At the height of its popularity, the cross had chunks chiselled off it for souvenirs and finally, in 1986, it disappeared in the dead of night. The distraught Steenson family had a replacement built using the same material and exact same dimensions two years later, although the replica hasn’t since glowed.
The original and curiously prophetic words on the epitaph were reinscribed, and read:
Though sorrow and darkness encompass the tomb,
Thy saviour has pass’d through its darkness before thee…
And the lamp of his Love
Is thy guide through the gloom
Driving about 40 minutes from my home, I arrived at the Pioneer Cemetery in north Lismore to a curious site.
A mere 218 marked graves sit atop a hill on the side of a busy road, in a small area mostly filled with grass catchings. To one side is a rather inconspicuous data recovery centre, while on the other, lies an old scrap yard, replete with rusted girders and odds and ends. A brick wall at the entrance tells us that 83 unmarked graves also lie here.
This cemetery was purportedly moved about 200 metres uphill from its original site to make way for Nimbin Road. So the small, obscure cemetery contains the headstones, while the bodies remain interred in their original location, beneath what is now the intersection of Nimbin Road and Wilson Street just metres below.
Apart from the mowed lawns, today the place looks all but forsaken. Tombstone shards – lying amidst the graves of drowning victims and children as young as eight – line the cemetery’s edge.
What of the Masonic compass?
Evidently Steenson was a Freemason, and the compass can be used to “illuminate” initiates. Its meaning, while not fully understood (even to symbolic scholars and many Freemasons), is believed to be “a spiritual reference to man’s instinctive quest to harmonize our physical and spiritual natures.”
What of the original cross?
It has never been found, and the intoxicating nights that seized Lismore for almost a decade during the late ’70s have faded into obscurity.
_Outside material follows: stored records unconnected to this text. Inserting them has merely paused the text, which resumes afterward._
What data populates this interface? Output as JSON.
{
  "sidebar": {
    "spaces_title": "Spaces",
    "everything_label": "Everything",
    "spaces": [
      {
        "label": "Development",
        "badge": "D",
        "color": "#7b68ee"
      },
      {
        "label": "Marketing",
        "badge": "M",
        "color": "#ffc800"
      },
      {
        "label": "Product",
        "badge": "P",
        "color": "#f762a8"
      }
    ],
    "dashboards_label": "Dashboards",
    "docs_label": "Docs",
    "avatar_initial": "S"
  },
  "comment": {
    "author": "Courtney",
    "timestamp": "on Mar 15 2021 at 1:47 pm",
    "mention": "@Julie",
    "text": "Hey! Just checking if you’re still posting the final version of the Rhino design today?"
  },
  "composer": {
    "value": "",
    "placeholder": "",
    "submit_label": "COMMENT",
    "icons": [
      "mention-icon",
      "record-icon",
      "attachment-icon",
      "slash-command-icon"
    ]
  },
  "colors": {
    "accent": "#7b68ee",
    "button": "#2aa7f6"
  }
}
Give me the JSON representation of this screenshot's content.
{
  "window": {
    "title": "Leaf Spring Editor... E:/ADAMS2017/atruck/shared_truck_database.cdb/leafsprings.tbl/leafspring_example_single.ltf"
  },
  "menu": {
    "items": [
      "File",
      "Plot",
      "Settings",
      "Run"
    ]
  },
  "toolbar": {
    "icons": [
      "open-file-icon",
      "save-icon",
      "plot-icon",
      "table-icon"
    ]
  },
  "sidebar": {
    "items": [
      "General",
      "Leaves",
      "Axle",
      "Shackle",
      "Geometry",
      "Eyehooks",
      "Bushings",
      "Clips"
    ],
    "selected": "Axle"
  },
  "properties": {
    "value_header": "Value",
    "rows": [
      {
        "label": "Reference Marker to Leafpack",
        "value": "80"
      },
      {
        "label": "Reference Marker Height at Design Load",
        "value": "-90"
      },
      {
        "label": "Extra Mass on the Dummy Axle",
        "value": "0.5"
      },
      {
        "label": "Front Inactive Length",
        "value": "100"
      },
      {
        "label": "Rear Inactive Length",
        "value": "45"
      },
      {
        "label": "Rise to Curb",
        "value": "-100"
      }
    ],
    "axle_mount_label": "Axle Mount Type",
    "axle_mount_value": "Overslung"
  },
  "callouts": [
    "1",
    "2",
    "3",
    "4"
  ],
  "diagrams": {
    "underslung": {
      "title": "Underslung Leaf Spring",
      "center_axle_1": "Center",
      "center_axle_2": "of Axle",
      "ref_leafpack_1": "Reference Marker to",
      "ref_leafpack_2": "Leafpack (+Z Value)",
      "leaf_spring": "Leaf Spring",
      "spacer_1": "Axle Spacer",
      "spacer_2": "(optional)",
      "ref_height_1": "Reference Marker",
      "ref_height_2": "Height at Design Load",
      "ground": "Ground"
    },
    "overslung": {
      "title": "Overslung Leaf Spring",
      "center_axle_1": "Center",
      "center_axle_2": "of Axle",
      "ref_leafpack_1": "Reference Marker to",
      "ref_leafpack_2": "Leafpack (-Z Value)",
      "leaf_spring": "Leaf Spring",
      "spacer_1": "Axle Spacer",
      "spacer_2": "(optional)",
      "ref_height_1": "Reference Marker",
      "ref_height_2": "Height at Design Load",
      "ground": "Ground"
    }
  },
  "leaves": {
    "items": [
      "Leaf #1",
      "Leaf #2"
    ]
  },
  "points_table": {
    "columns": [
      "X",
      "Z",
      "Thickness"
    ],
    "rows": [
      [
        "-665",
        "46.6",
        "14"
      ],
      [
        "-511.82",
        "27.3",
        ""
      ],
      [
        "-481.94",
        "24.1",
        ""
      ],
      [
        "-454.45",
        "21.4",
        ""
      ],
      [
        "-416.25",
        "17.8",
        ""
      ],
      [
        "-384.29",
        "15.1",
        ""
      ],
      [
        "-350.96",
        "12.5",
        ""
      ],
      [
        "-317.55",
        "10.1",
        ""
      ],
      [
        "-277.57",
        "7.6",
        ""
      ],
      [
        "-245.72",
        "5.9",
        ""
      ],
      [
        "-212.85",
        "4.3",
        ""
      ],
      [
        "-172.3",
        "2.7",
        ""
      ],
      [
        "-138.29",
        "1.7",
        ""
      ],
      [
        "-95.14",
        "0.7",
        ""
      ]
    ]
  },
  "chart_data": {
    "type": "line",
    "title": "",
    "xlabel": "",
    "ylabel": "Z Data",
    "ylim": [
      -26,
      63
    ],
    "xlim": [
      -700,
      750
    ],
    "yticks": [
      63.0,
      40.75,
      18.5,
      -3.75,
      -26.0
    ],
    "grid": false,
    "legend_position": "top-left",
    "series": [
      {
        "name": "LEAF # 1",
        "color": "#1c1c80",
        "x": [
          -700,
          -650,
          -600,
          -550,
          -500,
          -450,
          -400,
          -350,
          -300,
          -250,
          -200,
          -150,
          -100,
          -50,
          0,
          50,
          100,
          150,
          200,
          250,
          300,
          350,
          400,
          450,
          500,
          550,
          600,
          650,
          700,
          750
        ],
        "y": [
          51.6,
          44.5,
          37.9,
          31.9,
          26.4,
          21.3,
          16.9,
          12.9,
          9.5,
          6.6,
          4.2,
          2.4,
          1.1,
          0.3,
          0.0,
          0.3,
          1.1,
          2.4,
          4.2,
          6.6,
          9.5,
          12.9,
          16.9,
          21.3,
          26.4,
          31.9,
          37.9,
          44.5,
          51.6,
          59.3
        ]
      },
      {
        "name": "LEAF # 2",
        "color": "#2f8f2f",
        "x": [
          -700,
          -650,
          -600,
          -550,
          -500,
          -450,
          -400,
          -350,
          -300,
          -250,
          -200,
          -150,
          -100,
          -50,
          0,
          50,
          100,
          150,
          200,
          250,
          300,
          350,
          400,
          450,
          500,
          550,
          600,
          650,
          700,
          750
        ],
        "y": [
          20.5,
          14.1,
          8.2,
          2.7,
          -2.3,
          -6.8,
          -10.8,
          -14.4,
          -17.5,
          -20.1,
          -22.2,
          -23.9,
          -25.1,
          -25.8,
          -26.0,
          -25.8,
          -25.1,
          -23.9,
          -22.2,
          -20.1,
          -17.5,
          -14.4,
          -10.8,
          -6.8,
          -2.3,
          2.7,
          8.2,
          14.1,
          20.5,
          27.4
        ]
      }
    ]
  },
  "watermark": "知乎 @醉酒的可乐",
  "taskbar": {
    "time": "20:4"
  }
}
What do you think? Was the glowing cross merely a congregation of glow-worms? A sterling piece of Scottish granite? Or something more inexplicable?